▶ _Assignment_: Note every line in the entries that contains the string "title", and copy it.

▶ _Exercise materials_:

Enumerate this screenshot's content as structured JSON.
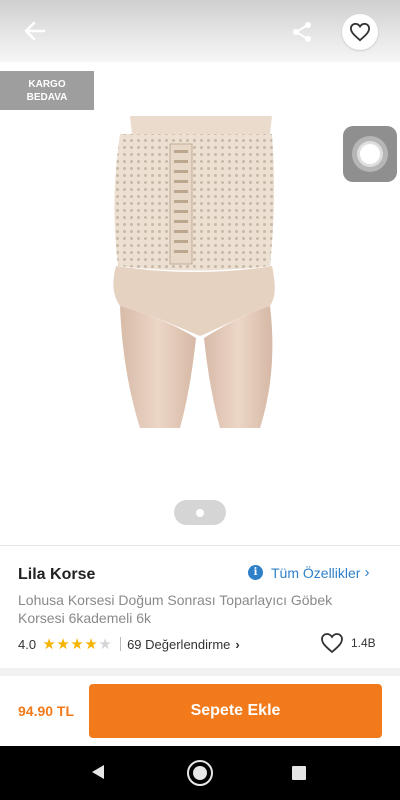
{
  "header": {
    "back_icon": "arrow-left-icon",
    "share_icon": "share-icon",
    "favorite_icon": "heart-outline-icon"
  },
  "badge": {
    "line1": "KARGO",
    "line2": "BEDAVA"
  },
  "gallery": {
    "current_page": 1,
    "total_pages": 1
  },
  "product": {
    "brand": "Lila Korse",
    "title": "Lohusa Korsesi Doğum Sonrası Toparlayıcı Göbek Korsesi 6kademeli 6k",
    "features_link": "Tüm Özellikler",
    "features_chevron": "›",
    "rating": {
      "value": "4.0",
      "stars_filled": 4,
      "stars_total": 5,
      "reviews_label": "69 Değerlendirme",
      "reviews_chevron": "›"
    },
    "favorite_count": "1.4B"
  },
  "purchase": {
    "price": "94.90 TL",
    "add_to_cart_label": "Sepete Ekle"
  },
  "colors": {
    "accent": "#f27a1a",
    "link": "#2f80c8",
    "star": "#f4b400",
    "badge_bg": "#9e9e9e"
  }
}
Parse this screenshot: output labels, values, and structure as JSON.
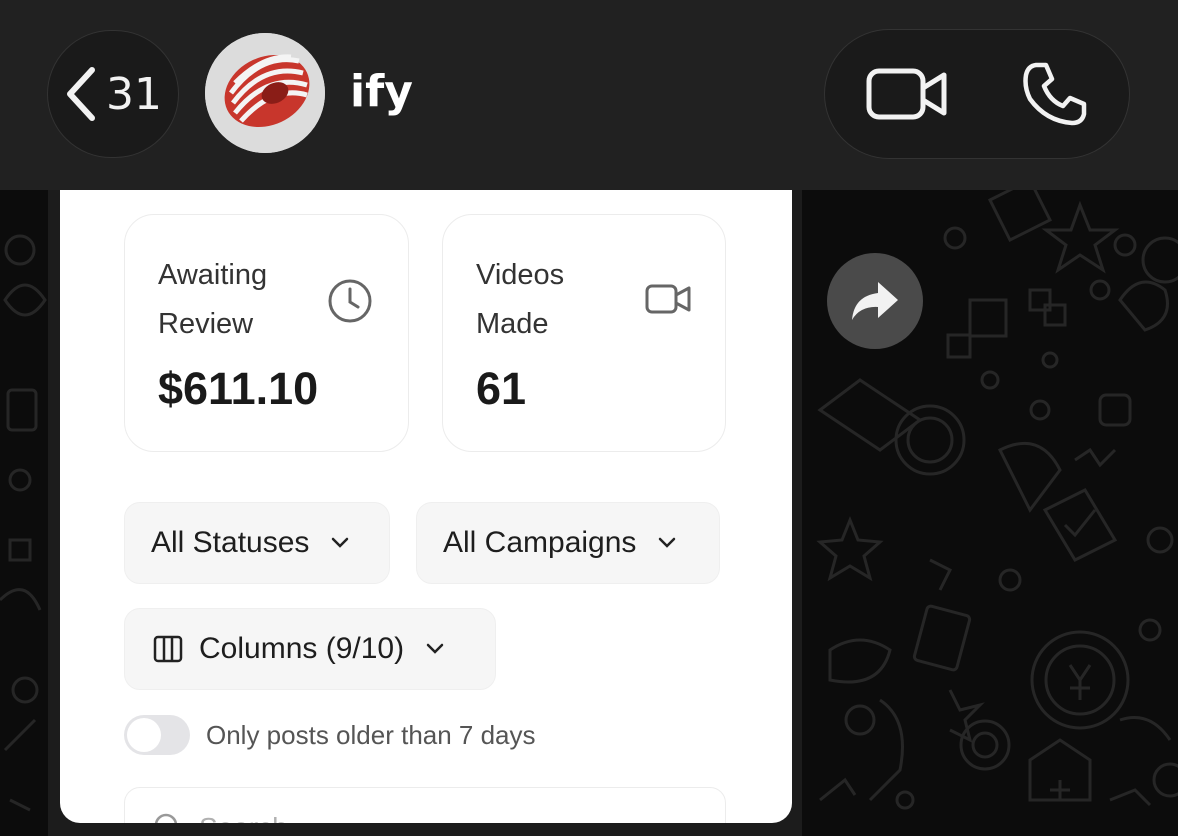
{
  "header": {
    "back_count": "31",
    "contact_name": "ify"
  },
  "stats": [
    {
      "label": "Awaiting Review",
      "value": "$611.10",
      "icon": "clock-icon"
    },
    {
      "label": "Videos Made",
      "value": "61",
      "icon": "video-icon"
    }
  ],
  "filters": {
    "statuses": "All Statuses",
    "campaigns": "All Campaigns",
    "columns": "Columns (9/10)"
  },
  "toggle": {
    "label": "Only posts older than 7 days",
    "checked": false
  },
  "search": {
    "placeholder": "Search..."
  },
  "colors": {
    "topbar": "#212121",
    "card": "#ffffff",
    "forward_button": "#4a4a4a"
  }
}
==
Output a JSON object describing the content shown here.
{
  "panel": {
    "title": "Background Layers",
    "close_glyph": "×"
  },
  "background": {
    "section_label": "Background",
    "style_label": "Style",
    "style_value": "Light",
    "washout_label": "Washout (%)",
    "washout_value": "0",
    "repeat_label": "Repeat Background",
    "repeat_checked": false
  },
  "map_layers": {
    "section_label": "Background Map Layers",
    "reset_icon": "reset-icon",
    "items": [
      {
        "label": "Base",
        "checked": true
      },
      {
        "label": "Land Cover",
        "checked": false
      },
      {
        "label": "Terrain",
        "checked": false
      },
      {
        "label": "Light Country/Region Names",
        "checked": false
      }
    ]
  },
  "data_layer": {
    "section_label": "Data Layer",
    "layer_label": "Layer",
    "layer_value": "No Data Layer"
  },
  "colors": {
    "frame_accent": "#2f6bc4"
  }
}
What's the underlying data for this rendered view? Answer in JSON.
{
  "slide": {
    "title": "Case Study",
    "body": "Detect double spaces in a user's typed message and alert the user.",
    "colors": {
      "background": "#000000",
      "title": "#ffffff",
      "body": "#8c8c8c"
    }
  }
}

▶ _Problem solution_:
    "title": "Lohusa Korsesi Doğum Sonrası Toparlayıcı Göbek Korsesi 6kademeli 6k",
    "title": "Background Layers",
    "title": "Case Study",
      "title": "#ffffff",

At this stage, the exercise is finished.